When I heard that Good Food Revolution was putting on an intimate six-course dinner and wine pairing in honour of the late food writer Elizabeth David at All The Best Fine Foods, I knew it would be a very special evening. I simply love dinner parties in unconventional settings and although All The Best at Yonge and Summerhill is a destination for sumptuous pre-made dishes, it is not a space that typically hosts a plated feast. I invited my mom, made a reso and was delighted to bike uptown for an experience akin to no other.
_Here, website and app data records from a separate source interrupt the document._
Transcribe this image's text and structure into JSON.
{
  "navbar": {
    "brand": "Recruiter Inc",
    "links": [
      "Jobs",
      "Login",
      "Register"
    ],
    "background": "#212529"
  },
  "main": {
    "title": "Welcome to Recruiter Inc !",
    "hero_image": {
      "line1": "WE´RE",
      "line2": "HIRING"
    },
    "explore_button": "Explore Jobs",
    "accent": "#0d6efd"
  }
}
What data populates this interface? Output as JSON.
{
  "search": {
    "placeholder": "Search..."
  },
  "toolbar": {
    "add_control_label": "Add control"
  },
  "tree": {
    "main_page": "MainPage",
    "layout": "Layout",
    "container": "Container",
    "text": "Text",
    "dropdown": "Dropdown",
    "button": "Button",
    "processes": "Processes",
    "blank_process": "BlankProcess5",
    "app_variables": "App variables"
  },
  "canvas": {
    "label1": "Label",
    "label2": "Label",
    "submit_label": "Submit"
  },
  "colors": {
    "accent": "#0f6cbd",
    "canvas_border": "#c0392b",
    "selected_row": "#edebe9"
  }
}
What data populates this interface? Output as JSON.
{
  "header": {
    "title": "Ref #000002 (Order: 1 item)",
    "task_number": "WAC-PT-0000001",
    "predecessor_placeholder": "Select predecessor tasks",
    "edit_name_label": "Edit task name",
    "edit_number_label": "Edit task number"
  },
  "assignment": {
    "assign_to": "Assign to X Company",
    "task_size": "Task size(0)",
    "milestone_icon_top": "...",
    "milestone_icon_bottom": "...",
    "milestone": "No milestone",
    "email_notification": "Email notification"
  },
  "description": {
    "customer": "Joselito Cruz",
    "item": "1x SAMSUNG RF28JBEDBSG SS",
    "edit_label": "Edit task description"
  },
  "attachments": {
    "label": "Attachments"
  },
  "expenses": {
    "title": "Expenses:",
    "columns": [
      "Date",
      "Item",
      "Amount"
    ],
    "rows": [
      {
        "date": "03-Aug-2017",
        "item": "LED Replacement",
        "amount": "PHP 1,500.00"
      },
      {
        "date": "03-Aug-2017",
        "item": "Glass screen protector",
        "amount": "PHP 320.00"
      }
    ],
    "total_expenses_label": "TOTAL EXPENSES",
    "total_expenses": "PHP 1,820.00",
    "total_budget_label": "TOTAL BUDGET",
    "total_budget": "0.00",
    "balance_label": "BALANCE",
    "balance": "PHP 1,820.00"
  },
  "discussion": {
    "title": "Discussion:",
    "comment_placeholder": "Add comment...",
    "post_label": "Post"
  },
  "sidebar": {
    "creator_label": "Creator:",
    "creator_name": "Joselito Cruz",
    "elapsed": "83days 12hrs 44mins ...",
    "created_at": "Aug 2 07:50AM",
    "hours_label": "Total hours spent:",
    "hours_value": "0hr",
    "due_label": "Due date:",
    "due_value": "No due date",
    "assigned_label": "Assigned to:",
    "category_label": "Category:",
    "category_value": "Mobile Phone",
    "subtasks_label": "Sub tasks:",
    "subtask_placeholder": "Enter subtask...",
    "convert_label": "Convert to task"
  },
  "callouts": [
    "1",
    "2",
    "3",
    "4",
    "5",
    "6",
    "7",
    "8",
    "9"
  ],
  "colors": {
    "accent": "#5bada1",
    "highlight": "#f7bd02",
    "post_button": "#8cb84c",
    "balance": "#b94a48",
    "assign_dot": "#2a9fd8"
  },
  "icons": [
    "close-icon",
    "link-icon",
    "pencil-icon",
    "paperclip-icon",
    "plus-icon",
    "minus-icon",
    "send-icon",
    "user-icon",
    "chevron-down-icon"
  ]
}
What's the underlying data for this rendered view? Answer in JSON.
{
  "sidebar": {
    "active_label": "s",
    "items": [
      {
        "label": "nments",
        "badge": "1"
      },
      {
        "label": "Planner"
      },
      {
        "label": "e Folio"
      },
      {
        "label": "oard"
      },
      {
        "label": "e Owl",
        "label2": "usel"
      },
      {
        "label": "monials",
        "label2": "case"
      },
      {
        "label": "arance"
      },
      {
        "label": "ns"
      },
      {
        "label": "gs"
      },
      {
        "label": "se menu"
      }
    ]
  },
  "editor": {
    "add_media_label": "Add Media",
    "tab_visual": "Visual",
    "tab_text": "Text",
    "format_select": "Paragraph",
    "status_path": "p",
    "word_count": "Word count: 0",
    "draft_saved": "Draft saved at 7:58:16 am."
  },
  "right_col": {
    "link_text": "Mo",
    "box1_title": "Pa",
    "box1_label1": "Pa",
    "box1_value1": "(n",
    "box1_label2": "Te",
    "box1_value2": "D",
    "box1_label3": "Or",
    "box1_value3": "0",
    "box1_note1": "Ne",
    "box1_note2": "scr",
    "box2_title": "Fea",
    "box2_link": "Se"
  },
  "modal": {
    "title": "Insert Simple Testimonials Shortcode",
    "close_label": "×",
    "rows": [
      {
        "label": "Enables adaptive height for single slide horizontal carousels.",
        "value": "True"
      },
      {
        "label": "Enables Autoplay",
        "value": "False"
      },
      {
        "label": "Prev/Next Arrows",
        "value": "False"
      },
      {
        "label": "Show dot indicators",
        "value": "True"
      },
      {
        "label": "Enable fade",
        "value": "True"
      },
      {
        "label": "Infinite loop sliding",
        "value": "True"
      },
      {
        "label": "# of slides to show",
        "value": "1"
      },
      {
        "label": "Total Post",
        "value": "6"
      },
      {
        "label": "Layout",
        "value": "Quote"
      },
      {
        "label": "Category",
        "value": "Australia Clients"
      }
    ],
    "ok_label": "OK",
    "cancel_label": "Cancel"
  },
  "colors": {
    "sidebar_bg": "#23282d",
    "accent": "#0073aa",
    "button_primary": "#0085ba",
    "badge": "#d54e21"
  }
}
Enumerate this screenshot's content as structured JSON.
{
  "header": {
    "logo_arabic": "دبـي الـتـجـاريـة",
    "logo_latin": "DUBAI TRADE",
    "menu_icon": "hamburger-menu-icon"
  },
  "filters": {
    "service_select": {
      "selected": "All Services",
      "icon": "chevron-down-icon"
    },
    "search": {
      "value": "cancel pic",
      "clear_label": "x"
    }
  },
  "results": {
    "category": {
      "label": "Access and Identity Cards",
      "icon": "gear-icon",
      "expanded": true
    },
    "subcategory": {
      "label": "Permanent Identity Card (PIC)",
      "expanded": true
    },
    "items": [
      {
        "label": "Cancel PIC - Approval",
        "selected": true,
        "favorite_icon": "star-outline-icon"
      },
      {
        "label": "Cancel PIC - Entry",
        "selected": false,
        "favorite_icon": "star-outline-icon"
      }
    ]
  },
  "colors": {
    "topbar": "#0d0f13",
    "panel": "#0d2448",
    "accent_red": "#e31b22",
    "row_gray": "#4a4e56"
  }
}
Truth be told, I had no idea who Elizabeth David was before being seated at the table but after engaging in conversation with foodie guests I now understand her immense contribution to the progress of cuisine and have an insatiable appetite to research everything I can about this brazen and inspirational woman, who is credited with introducing Mediterranean flavours into boring British food. Those who have studied her work are quick to remark that she is responsible for making garlic and olive oil kitchen staples in the UK. It’s hard to imagine that there was ever a time when these essentials weren’t there, but for decades the vast majority of Britain relied on butter and salt as their predominant seasonings.

Her books, like An Omelette and a Glass of Wine and French Country Cooking, read like food eroticism; it’s difficult not to immediately want to run to the market and begin experimenting. Juicy, romantic and flavourful are also words that describe her private love life. A passionate woman, she loved great food, great sex and–we also hear–had an affinity for wine and cocktails. Hmmm, sounds familiar.

Seated around the table was an eclectic mix of food lovers who hailed from a variety of disciplines. Roberto Martello, owner of longstanding Italian restaurant Grano (26 years!) and food writer and cookbook author Judith Finlayson (who had a rare interview with Elizabeth in the 60s) were seated amongst school teachers, wine industry folk, loyal All The Best customers from neighbouring Rosedale and folks like me–who couldn’t differentiate a Beaujolais from a Merlot if I tried. The menu was inspired by Elizabeth’s writing and recipes and prepared by All The Best catering wizards;  although she was British the exquisite supper felt more like we were vacationing in Aix-en-Provence.

At the onset of each course, Good Food Revolution’s Editor and sommelier Jamie Drummond turned on his charm, introducing each wine with colourful details that surfaced through somewhat bizarre tales of his sizzling love life. (We hear it is still quite spicy.) Following, Jane Rodmell, co-owner of All The Best Fine Foods, would add some notes as to how her team carefully selected each ingredient. I especially enjoyed when Jane opened up her tattered Elizabeth David books to read a line or two in a poetic fashion.

It was a magical event and at times had me wondering if Elizabeth herself was there in the room, watching us; stiff drink in one hand and ciggy in the other.

There are soft rumblings that a night like this may occur again at All The Best, be sure to follow Good Food Revolution so you don’t miss out! In the meantime, head to The Cookbook Store at Yonge and Bloor, pick up one of Elizabeth’s books and start making love in the kitchen.

~ Jen McNeely | Photos by Rebecca Feigelsohn